What the task requires: Copy the data verbatim and leave out every picture.

:: Data provided ::

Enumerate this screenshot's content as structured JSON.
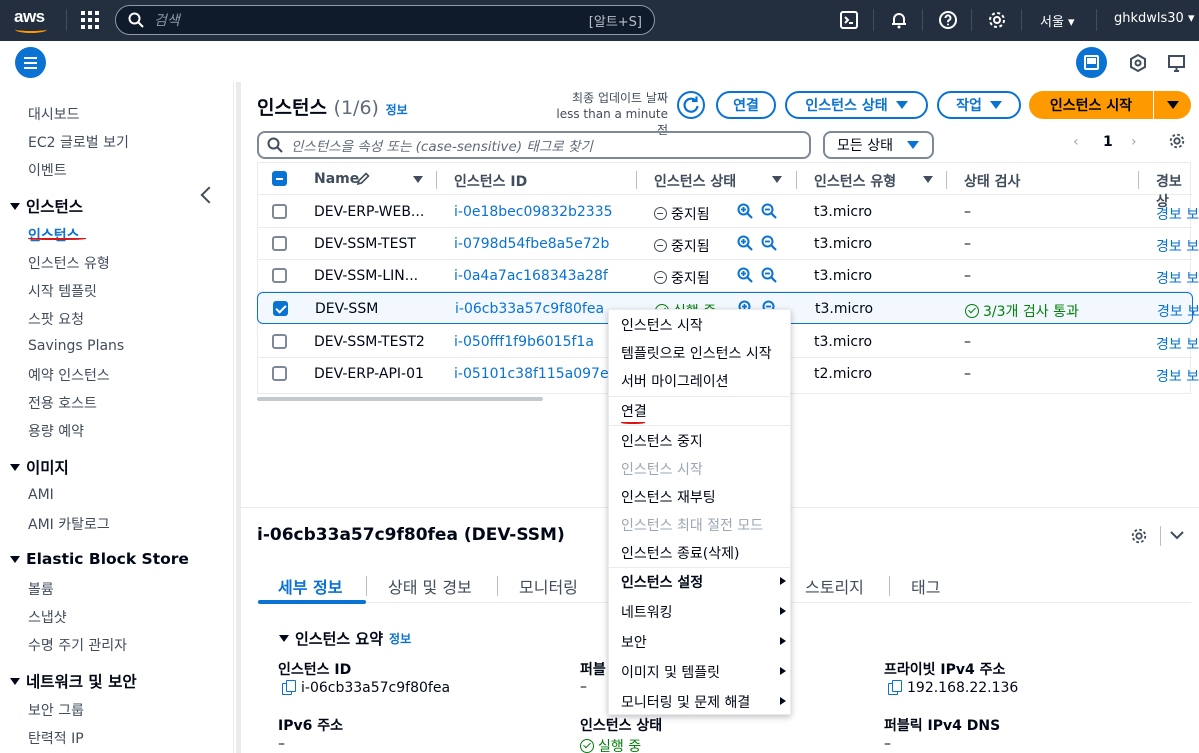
{
  "topbar": {
    "logo_text": "aws",
    "search_placeholder": "검색",
    "search_shortcut": "[알트+S]",
    "region": "서울 ▾",
    "user": "ghkdwls30 ▾"
  },
  "sidebar": {
    "items_top": [
      "대시보드",
      "EC2 글로벌 보기",
      "이벤트"
    ],
    "sections": [
      {
        "title": "인스턴스",
        "items": [
          "인스턴스",
          "인스턴스 유형",
          "시작 템플릿",
          "스팟 요청",
          "Savings Plans",
          "예약 인스턴스",
          "전용 호스트",
          "용량 예약"
        ]
      },
      {
        "title": "이미지",
        "items": [
          "AMI",
          "AMI 카탈로그"
        ]
      },
      {
        "title": "Elastic Block Store",
        "items": [
          "볼륨",
          "스냅샷",
          "수명 주기 관리자"
        ]
      },
      {
        "title": "네트워크 및 보안",
        "items": [
          "보안 그룹",
          "탄력적 IP"
        ]
      }
    ]
  },
  "header": {
    "title": "인스턴스",
    "count": "(1/6)",
    "info": "정보",
    "last_update_label": "최종 업데이트 날짜",
    "last_update_value": "less than a minute 전",
    "btn_connect": "연결",
    "btn_state": "인스턴스 상태",
    "btn_actions": "작업",
    "btn_launch": "인스턴스 시작"
  },
  "filter": {
    "placeholder": "인스턴스을 속성 또는 (case-sensitive) 태그로 찾기",
    "state_select": "모든 상태",
    "page": "1"
  },
  "table": {
    "columns": [
      "Name",
      "인스턴스 ID",
      "인스턴스 상태",
      "인스턴스 유형",
      "상태 검사",
      "경보 상"
    ],
    "rows": [
      {
        "name": "DEV-ERP-WEB...",
        "id": "i-0e18bec09832b2335",
        "state": "중지됨",
        "type": "t3.micro",
        "check": "–",
        "alarm": "경보 보"
      },
      {
        "name": "DEV-SSM-TEST",
        "id": "i-0798d54fbe8a5e72b",
        "state": "중지됨",
        "type": "t3.micro",
        "check": "–",
        "alarm": "경보 보"
      },
      {
        "name": "DEV-SSM-LIN...",
        "id": "i-0a4a7ac168343a28f",
        "state": "중지됨",
        "type": "t3.micro",
        "check": "–",
        "alarm": "경보 보"
      },
      {
        "name": "DEV-SSM",
        "id": "i-06cb33a57c9f80fea",
        "state": "실행 중",
        "type": "t3.micro",
        "check": "3/3개 검사 통과",
        "alarm": "경보 보"
      },
      {
        "name": "DEV-SSM-TEST2",
        "id": "i-050fff1f9b6015f1a",
        "state": "",
        "type": "t3.micro",
        "check": "–",
        "alarm": "경보 보"
      },
      {
        "name": "DEV-ERP-API-01",
        "id": "i-05101c38f115a097e",
        "state": "",
        "type": "t2.micro",
        "check": "–",
        "alarm": "경보 보"
      }
    ]
  },
  "context_menu": {
    "items": [
      "인스턴스 시작",
      "템플릿으로 인스턴스 시작",
      "서버 마이그레이션",
      "연결",
      "인스턴스 중지",
      "인스턴스 시작",
      "인스턴스 재부팅",
      "인스턴스 최대 절전 모드",
      "인스턴스 종료(삭제)",
      "인스턴스 설정",
      "네트워킹",
      "보안",
      "이미지 및 템플릿",
      "모니터링 및 문제 해결"
    ]
  },
  "detail": {
    "title": "i-06cb33a57c9f80fea (DEV-SSM)",
    "tabs": [
      "세부 정보",
      "상태 및 경보",
      "모니터링",
      "스토리지",
      "태그"
    ],
    "summary_title": "인스턴스 요약",
    "summary_info": "정보",
    "fields": {
      "instance_id_label": "인스턴스 ID",
      "instance_id_value": "i-06cb33a57c9f80fea",
      "public_label": "퍼블",
      "public_value": "–",
      "private_ip_label": "프라이빗 IPv4 주소",
      "private_ip_value": "192.168.22.136",
      "ipv6_label": "IPv6 주소",
      "ipv6_value": "–",
      "state_label": "인스턴스 상태",
      "state_value": "실행 중",
      "public_dns_label": "퍼블릭 IPv4 DNS",
      "public_dns_value": "–"
    }
  },
  "colors": {
    "accent": "#0972d3",
    "primary_button": "#ff9900",
    "topbar": "#232f3e",
    "success": "#037f0c",
    "annotation": "#d91515"
  }
}
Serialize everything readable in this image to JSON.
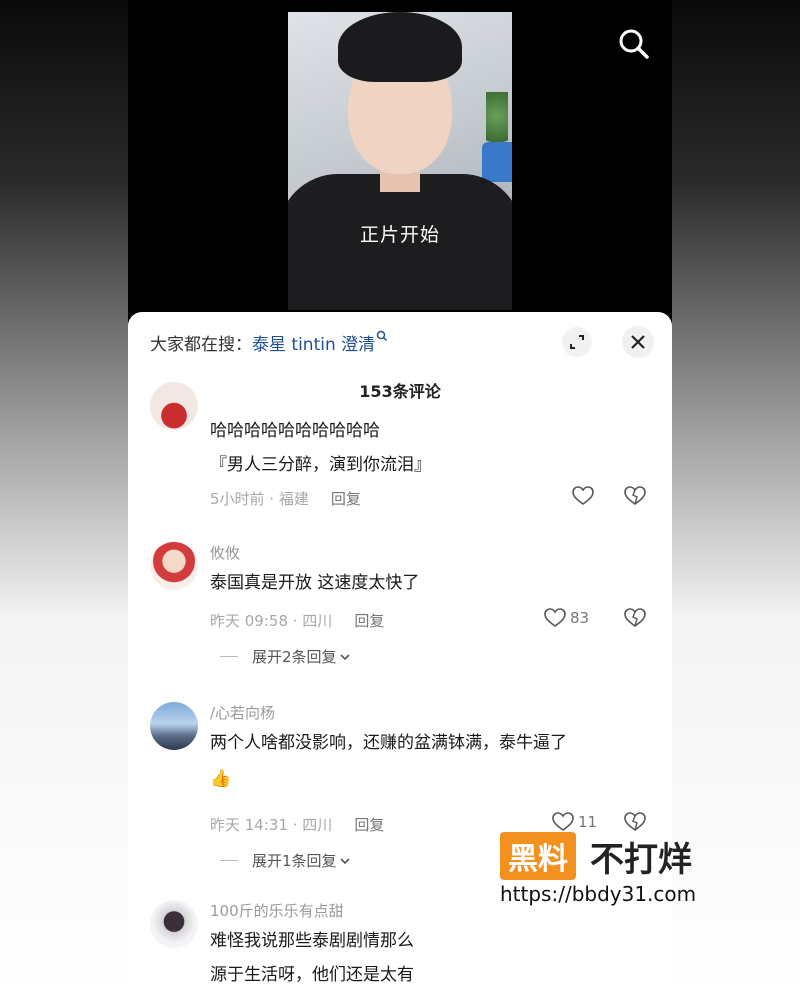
{
  "video": {
    "caption": "正片开始"
  },
  "comment_sheet": {
    "search_prefix": "大家都在搜：",
    "search_term": "泰星 tintin 澄清",
    "comment_count": "153条评论"
  },
  "comments": [
    {
      "username": "",
      "lines": [
        "哈哈哈哈哈哈哈哈哈哈",
        "『男人三分醉，演到你流泪』"
      ],
      "time_location": "5小时前 · 福建",
      "reply_label": "回复",
      "likes": ""
    },
    {
      "username": "攸攸",
      "lines": [
        "泰国真是开放 这速度太快了"
      ],
      "time_location": "昨天 09:58 · 四川",
      "reply_label": "回复",
      "likes": "83",
      "expand_label": "展开2条回复"
    },
    {
      "username": "/心若向杨",
      "lines": [
        "两个人啥都没影响，还赚的盆满钵满，泰牛逼了",
        "👍"
      ],
      "time_location": "昨天 14:31 · 四川",
      "reply_label": "回复",
      "likes": "11",
      "expand_label": "展开1条回复"
    },
    {
      "username": "100斤的乐乐有点甜",
      "lines": [
        "难怪我说那些泰剧剧情那么",
        "源于生活呀，他们还是太有"
      ],
      "time_location": "",
      "reply_label": "",
      "likes": ""
    }
  ],
  "watermark": {
    "badge": "黑料",
    "text": "不打烊",
    "url": "https://bbdy31.com"
  },
  "icons": {
    "search": "search-icon",
    "expand": "expand-icon",
    "close": "close-icon",
    "like": "heart-icon",
    "dislike": "broken-heart-icon",
    "chevron": "chevron-down-icon"
  },
  "colors": {
    "link": "#1e4f8f",
    "watermark_badge": "#f2911e"
  }
}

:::

Answer box:
Enumerate this screenshot's content as structured JSON.
{
  "topbar": {
    "logo_text": "aws",
    "search_placeholder": "검색",
    "search_shortcut": "[알트+S]",
    "region": "서울 ▾",
    "user": "ghkdwls30 ▾"
  },
  "sidebar": {
    "items_top": [
      "대시보드",
      "EC2 글로벌 보기",
      "이벤트"
    ],
    "sections": [
      {
        "title": "인스턴스",
        "items": [
          "인스턴스",
          "인스턴스 유형",
          "시작 템플릿",
          "스팟 요청",
          "Savings Plans",
          "예약 인스턴스",
          "전용 호스트",
          "용량 예약"
        ]
      },
      {
        "title": "이미지",
        "items": [
          "AMI",
          "AMI 카탈로그"
        ]
      },
      {
        "title": "Elastic Block Store",
        "items": [
          "볼륨",
          "스냅샷",
          "수명 주기 관리자"
        ]
      },
      {
        "title": "네트워크 및 보안",
        "items": [
          "보안 그룹",
          "탄력적 IP"
        ]
      }
    ]
  },
  "header": {
    "title": "인스턴스",
    "count": "(1/6)",
    "info": "정보",
    "last_update_label": "최종 업데이트 날짜",
    "last_update_value": "less than a minute 전",
    "btn_connect": "연결",
    "btn_state": "인스턴스 상태",
    "btn_actions": "작업",
    "btn_launch": "인스턴스 시작"
  },
  "filter": {
    "placeholder": "인스턴스을 속성 또는 (case-sensitive) 태그로 찾기",
    "state_select": "모든 상태",
    "page": "1"
  },
  "table": {
    "columns": [
      "Name",
      "인스턴스 ID",
      "인스턴스 상태",
      "인스턴스 유형",
      "상태 검사",
      "경보 상"
    ],
    "rows": [
      {
        "name": "DEV-ERP-WEB...",
        "id": "i-0e18bec09832b2335",
        "state": "중지됨",
        "type": "t3.micro",
        "check": "–",
        "alarm": "경보 보"
      },
      {
        "name": "DEV-SSM-TEST",
        "id": "i-0798d54fbe8a5e72b",
        "state": "중지됨",
        "type": "t3.micro",
        "check": "–",
        "alarm": "경보 보"
      },
      {
        "name": "DEV-SSM-LIN...",
        "id": "i-0a4a7ac168343a28f",
        "state": "중지됨",
        "type": "t3.micro",
        "check": "–",
        "alarm": "경보 보"
      },
      {
        "name": "DEV-SSM",
        "id": "i-06cb33a57c9f80fea",
        "state": "실행 중",
        "type": "t3.micro",
        "check": "3/3개 검사 통과",
        "alarm": "경보 보"
      },
      {
        "name": "DEV-SSM-TEST2",
        "id": "i-050fff1f9b6015f1a",
        "state": "",
        "type": "t3.micro",
        "check": "–",
        "alarm": "경보 보"
      },
      {
        "name": "DEV-ERP-API-01",
        "id": "i-05101c38f115a097e",
        "state": "",
        "type": "t2.micro",
        "check": "–",
        "alarm": "경보 보"
      }
    ]
  },
  "context_menu": {
    "items": [
      "인스턴스 시작",
      "템플릿으로 인스턴스 시작",
      "서버 마이그레이션",
      "연결",
      "인스턴스 중지",
      "인스턴스 시작",
      "인스턴스 재부팅",
      "인스턴스 최대 절전 모드",
      "인스턴스 종료(삭제)",
      "인스턴스 설정",
      "네트워킹",
      "보안",
      "이미지 및 템플릿",
      "모니터링 및 문제 해결"
    ]
  },
  "detail": {
    "title": "i-06cb33a57c9f80fea (DEV-SSM)",
    "tabs": [
      "세부 정보",
      "상태 및 경보",
      "모니터링",
      "스토리지",
      "태그"
    ],
    "summary_title": "인스턴스 요약",
    "summary_info": "정보",
    "fields": {
      "instance_id_label": "인스턴스 ID",
      "instance_id_value": "i-06cb33a57c9f80fea",
      "public_label": "퍼블",
      "public_value": "–",
      "private_ip_label": "프라이빗 IPv4 주소",
      "private_ip_value": "192.168.22.136",
      "ipv6_label": "IPv6 주소",
      "ipv6_value": "–",
      "state_label": "인스턴스 상태",
      "state_value": "실행 중",
      "public_dns_label": "퍼블릭 IPv4 DNS",
      "public_dns_value": "–"
    }
  },
  "colors": {
    "accent": "#0972d3",
    "primary_button": "#ff9900",
    "topbar": "#232f3e",
    "success": "#037f0c",
    "annotation": "#d91515"
  }
}
Serialize everything readable in this image to JSON.
{
  "video": {
    "caption": "正片开始"
  },
  "comment_sheet": {
    "search_prefix": "大家都在搜：",
    "search_term": "泰星 tintin 澄清",
    "comment_count": "153条评论"
  },
  "comments": [
    {
      "username": "",
      "lines": [
        "哈哈哈哈哈哈哈哈哈哈",
        "『男人三分醉，演到你流泪』"
      ],
      "time_location": "5小时前 · 福建",
      "reply_label": "回复",
      "likes": ""
    },
    {
      "username": "攸攸",
      "lines": [
        "泰国真是开放 这速度太快了"
      ],
      "time_location": "昨天 09:58 · 四川",
      "reply_label": "回复",
      "likes": "83",
      "expand_label": "展开2条回复"
    },
    {
      "username": "/心若向杨",
      "lines": [
        "两个人啥都没影响，还赚的盆满钵满，泰牛逼了",
        "👍"
      ],
      "time_location": "昨天 14:31 · 四川",
      "reply_label": "回复",
      "likes": "11",
      "expand_label": "展开1条回复"
    },
    {
      "username": "100斤的乐乐有点甜",
      "lines": [
        "难怪我说那些泰剧剧情那么",
        "源于生活呀，他们还是太有"
      ],
      "time_location": "",
      "reply_label": "",
      "likes": ""
    }
  ],
  "watermark": {
    "badge": "黑料",
    "text": "不打烊",
    "url": "https://bbdy31.com"
  },
  "icons": {
    "search": "search-icon",
    "expand": "expand-icon",
    "close": "close-icon",
    "like": "heart-icon",
    "dislike": "broken-heart-icon",
    "chevron": "chevron-down-icon"
  },
  "colors": {
    "link": "#1e4f8f",
    "watermark_badge": "#f2911e"
  }
}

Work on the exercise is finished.